[Opening Dataset content section]

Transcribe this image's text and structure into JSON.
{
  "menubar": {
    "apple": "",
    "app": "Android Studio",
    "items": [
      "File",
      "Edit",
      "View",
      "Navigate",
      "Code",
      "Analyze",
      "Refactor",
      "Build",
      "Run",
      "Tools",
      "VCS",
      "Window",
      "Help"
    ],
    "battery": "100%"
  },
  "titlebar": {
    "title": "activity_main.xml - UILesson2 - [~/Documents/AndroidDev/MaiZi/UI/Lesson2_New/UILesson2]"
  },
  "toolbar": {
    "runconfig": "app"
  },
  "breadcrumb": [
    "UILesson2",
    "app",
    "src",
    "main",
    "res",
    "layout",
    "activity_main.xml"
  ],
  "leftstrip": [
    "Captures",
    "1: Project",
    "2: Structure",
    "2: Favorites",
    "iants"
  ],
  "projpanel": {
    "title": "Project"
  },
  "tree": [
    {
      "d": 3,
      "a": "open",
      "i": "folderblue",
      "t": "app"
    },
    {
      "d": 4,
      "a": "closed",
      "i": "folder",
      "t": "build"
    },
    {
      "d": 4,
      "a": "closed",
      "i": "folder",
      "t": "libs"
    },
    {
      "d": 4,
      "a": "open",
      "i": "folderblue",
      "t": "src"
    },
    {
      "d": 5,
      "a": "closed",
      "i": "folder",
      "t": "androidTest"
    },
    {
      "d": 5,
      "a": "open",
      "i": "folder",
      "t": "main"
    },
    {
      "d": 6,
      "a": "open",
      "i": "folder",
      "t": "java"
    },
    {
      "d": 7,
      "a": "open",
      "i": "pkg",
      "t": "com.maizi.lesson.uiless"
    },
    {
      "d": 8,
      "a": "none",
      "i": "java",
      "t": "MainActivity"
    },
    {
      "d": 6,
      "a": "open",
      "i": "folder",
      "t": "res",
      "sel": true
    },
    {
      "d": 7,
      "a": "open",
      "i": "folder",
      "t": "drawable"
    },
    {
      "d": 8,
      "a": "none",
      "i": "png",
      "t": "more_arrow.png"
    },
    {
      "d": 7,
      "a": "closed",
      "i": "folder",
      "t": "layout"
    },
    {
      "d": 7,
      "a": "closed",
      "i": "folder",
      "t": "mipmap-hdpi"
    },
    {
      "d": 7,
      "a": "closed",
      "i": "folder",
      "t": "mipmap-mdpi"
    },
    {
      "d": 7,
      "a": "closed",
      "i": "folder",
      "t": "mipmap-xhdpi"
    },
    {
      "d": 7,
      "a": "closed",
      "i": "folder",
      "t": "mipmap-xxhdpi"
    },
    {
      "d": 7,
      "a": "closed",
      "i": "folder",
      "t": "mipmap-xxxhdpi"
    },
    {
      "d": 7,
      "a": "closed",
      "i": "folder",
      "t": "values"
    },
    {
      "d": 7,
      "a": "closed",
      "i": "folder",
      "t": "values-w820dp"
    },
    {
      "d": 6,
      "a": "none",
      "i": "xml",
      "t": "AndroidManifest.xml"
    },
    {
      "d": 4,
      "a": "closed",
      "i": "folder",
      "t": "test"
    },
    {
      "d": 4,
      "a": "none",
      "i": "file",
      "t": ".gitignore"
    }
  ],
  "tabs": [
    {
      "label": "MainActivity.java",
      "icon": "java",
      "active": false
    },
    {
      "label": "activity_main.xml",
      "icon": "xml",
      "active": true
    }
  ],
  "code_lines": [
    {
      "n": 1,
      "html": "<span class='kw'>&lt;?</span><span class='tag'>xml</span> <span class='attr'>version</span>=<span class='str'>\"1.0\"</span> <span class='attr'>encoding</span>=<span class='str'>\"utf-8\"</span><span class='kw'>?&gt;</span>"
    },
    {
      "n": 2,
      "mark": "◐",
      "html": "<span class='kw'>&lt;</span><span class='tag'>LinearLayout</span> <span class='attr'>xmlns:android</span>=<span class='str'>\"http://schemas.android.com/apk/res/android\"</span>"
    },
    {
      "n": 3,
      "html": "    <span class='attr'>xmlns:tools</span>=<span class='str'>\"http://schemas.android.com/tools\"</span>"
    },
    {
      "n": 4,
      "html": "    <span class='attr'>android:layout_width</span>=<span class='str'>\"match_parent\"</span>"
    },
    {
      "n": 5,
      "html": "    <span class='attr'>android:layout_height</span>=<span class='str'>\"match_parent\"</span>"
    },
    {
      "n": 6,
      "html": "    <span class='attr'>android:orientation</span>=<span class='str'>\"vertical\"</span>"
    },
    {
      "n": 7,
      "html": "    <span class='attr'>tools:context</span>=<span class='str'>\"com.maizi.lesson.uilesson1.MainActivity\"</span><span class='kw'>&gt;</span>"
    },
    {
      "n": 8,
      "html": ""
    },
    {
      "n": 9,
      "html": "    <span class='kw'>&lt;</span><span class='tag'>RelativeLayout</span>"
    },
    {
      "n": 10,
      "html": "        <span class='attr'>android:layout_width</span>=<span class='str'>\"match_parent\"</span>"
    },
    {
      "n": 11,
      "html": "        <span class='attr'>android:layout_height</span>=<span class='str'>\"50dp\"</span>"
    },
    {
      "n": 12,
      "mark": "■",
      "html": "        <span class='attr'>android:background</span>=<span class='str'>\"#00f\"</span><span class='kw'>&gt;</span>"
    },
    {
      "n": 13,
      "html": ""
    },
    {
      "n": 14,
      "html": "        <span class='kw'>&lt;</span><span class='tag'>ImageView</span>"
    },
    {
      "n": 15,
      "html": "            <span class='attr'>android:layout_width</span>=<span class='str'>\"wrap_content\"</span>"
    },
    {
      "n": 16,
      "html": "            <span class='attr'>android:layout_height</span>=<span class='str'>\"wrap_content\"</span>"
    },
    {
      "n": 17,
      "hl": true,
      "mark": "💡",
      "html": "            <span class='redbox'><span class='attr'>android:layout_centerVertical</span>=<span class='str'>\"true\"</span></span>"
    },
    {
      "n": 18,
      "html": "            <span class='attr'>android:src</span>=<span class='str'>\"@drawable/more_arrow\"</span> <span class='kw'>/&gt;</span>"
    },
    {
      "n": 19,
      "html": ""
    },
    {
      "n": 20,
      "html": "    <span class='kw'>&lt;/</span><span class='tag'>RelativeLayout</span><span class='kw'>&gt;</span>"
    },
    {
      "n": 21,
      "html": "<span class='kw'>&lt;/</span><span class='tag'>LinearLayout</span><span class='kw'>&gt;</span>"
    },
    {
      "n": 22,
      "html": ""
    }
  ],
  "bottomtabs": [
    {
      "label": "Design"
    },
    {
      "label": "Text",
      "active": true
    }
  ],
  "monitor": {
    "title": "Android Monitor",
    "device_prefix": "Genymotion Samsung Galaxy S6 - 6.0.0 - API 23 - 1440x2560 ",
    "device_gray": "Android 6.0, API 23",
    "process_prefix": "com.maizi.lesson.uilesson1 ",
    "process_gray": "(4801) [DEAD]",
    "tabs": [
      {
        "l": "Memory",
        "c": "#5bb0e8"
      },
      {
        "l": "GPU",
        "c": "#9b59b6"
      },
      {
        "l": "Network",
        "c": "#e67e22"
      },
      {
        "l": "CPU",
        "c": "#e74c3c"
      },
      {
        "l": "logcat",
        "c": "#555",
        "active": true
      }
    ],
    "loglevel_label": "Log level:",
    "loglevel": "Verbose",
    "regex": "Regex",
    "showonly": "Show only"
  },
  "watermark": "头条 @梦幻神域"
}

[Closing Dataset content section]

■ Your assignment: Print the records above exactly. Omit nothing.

■ Answer:
Transcribe this image's text and structure into JSON.
{
  "menubar": {
    "apple": "",
    "app": "Android Studio",
    "items": [
      "File",
      "Edit",
      "View",
      "Navigate",
      "Code",
      "Analyze",
      "Refactor",
      "Build",
      "Run",
      "Tools",
      "VCS",
      "Window",
      "Help"
    ],
    "battery": "100%"
  },
  "titlebar": {
    "title": "activity_main.xml - UILesson2 - [~/Documents/AndroidDev/MaiZi/UI/Lesson2_New/UILesson2]"
  },
  "toolbar": {
    "runconfig": "app"
  },
  "breadcrumb": [
    "UILesson2",
    "app",
    "src",
    "main",
    "res",
    "layout",
    "activity_main.xml"
  ],
  "leftstrip": [
    "Captures",
    "1: Project",
    "2: Structure",
    "2: Favorites",
    "iants"
  ],
  "projpanel": {
    "title": "Project"
  },
  "tree": [
    {
      "d": 3,
      "a": "open",
      "i": "folderblue",
      "t": "app"
    },
    {
      "d": 4,
      "a": "closed",
      "i": "folder",
      "t": "build"
    },
    {
      "d": 4,
      "a": "closed",
      "i": "folder",
      "t": "libs"
    },
    {
      "d": 4,
      "a": "open",
      "i": "folderblue",
      "t": "src"
    },
    {
      "d": 5,
      "a": "closed",
      "i": "folder",
      "t": "androidTest"
    },
    {
      "d": 5,
      "a": "open",
      "i": "folder",
      "t": "main"
    },
    {
      "d": 6,
      "a": "open",
      "i": "folder",
      "t": "java"
    },
    {
      "d": 7,
      "a": "open",
      "i": "pkg",
      "t": "com.maizi.lesson.uiless"
    },
    {
      "d": 8,
      "a": "none",
      "i": "java",
      "t": "MainActivity"
    },
    {
      "d": 6,
      "a": "open",
      "i": "folder",
      "t": "res",
      "sel": true
    },
    {
      "d": 7,
      "a": "open",
      "i": "folder",
      "t": "drawable"
    },
    {
      "d": 8,
      "a": "none",
      "i": "png",
      "t": "more_arrow.png"
    },
    {
      "d": 7,
      "a": "closed",
      "i": "folder",
      "t": "layout"
    },
    {
      "d": 7,
      "a": "closed",
      "i": "folder",
      "t": "mipmap-hdpi"
    },
    {
      "d": 7,
      "a": "closed",
      "i": "folder",
      "t": "mipmap-mdpi"
    },
    {
      "d": 7,
      "a": "closed",
      "i": "folder",
      "t": "mipmap-xhdpi"
    },
    {
      "d": 7,
      "a": "closed",
      "i": "folder",
      "t": "mipmap-xxhdpi"
    },
    {
      "d": 7,
      "a": "closed",
      "i": "folder",
      "t": "mipmap-xxxhdpi"
    },
    {
      "d": 7,
      "a": "closed",
      "i": "folder",
      "t": "values"
    },
    {
      "d": 7,
      "a": "closed",
      "i": "folder",
      "t": "values-w820dp"
    },
    {
      "d": 6,
      "a": "none",
      "i": "xml",
      "t": "AndroidManifest.xml"
    },
    {
      "d": 4,
      "a": "closed",
      "i": "folder",
      "t": "test"
    },
    {
      "d": 4,
      "a": "none",
      "i": "file",
      "t": ".gitignore"
    }
  ],
  "tabs": [
    {
      "label": "MainActivity.java",
      "icon": "java",
      "active": false
    },
    {
      "label": "activity_main.xml",
      "icon": "xml",
      "active": true
    }
  ],
  "code_lines": [
    {
      "n": 1,
      "html": "<span class='kw'>&lt;?</span><span class='tag'>xml</span> <span class='attr'>version</span>=<span class='str'>\"1.0\"</span> <span class='attr'>encoding</span>=<span class='str'>\"utf-8\"</span><span class='kw'>?&gt;</span>"
    },
    {
      "n": 2,
      "mark": "◐",
      "html": "<span class='kw'>&lt;</span><span class='tag'>LinearLayout</span> <span class='attr'>xmlns:android</span>=<span class='str'>\"http://schemas.android.com/apk/res/android\"</span>"
    },
    {
      "n": 3,
      "html": "    <span class='attr'>xmlns:tools</span>=<span class='str'>\"http://schemas.android.com/tools\"</span>"
    },
    {
      "n": 4,
      "html": "    <span class='attr'>android:layout_width</span>=<span class='str'>\"match_parent\"</span>"
    },
    {
      "n": 5,
      "html": "    <span class='attr'>android:layout_height</span>=<span class='str'>\"match_parent\"</span>"
    },
    {
      "n": 6,
      "html": "    <span class='attr'>android:orientation</span>=<span class='str'>\"vertical\"</span>"
    },
    {
      "n": 7,
      "html": "    <span class='attr'>tools:context</span>=<span class='str'>\"com.maizi.lesson.uilesson1.MainActivity\"</span><span class='kw'>&gt;</span>"
    },
    {
      "n": 8,
      "html": ""
    },
    {
      "n": 9,
      "html": "    <span class='kw'>&lt;</span><span class='tag'>RelativeLayout</span>"
    },
    {
      "n": 10,
      "html": "        <span class='attr'>android:layout_width</span>=<span class='str'>\"match_parent\"</span>"
    },
    {
      "n": 11,
      "html": "        <span class='attr'>android:layout_height</span>=<span class='str'>\"50dp\"</span>"
    },
    {
      "n": 12,
      "mark": "■",
      "html": "        <span class='attr'>android:background</span>=<span class='str'>\"#00f\"</span><span class='kw'>&gt;</span>"
    },
    {
      "n": 13,
      "html": ""
    },
    {
      "n": 14,
      "html": "        <span class='kw'>&lt;</span><span class='tag'>ImageView</span>"
    },
    {
      "n": 15,
      "html": "            <span class='attr'>android:layout_width</span>=<span class='str'>\"wrap_content\"</span>"
    },
    {
      "n": 16,
      "html": "            <span class='attr'>android:layout_height</span>=<span class='str'>\"wrap_content\"</span>"
    },
    {
      "n": 17,
      "hl": true,
      "mark": "💡",
      "html": "            <span class='redbox'><span class='attr'>android:layout_centerVertical</span>=<span class='str'>\"true\"</span></span>"
    },
    {
      "n": 18,
      "html": "            <span class='attr'>android:src</span>=<span class='str'>\"@drawable/more_arrow\"</span> <span class='kw'>/&gt;</span>"
    },
    {
      "n": 19,
      "html": ""
    },
    {
      "n": 20,
      "html": "    <span class='kw'>&lt;/</span><span class='tag'>RelativeLayout</span><span class='kw'>&gt;</span>"
    },
    {
      "n": 21,
      "html": "<span class='kw'>&lt;/</span><span class='tag'>LinearLayout</span><span class='kw'>&gt;</span>"
    },
    {
      "n": 22,
      "html": ""
    }
  ],
  "bottomtabs": [
    {
      "label": "Design"
    },
    {
      "label": "Text",
      "active": true
    }
  ],
  "monitor": {
    "title": "Android Monitor",
    "device_prefix": "Genymotion Samsung Galaxy S6 - 6.0.0 - API 23 - 1440x2560 ",
    "device_gray": "Android 6.0, API 23",
    "process_prefix": "com.maizi.lesson.uilesson1 ",
    "process_gray": "(4801) [DEAD]",
    "tabs": [
      {
        "l": "Memory",
        "c": "#5bb0e8"
      },
      {
        "l": "GPU",
        "c": "#9b59b6"
      },
      {
        "l": "Network",
        "c": "#e67e22"
      },
      {
        "l": "CPU",
        "c": "#e74c3c"
      },
      {
        "l": "logcat",
        "c": "#555",
        "active": true
      }
    ],
    "loglevel_label": "Log level:",
    "loglevel": "Verbose",
    "regex": "Regex",
    "showonly": "Show only"
  },
  "watermark": "头条 @梦幻神域"
}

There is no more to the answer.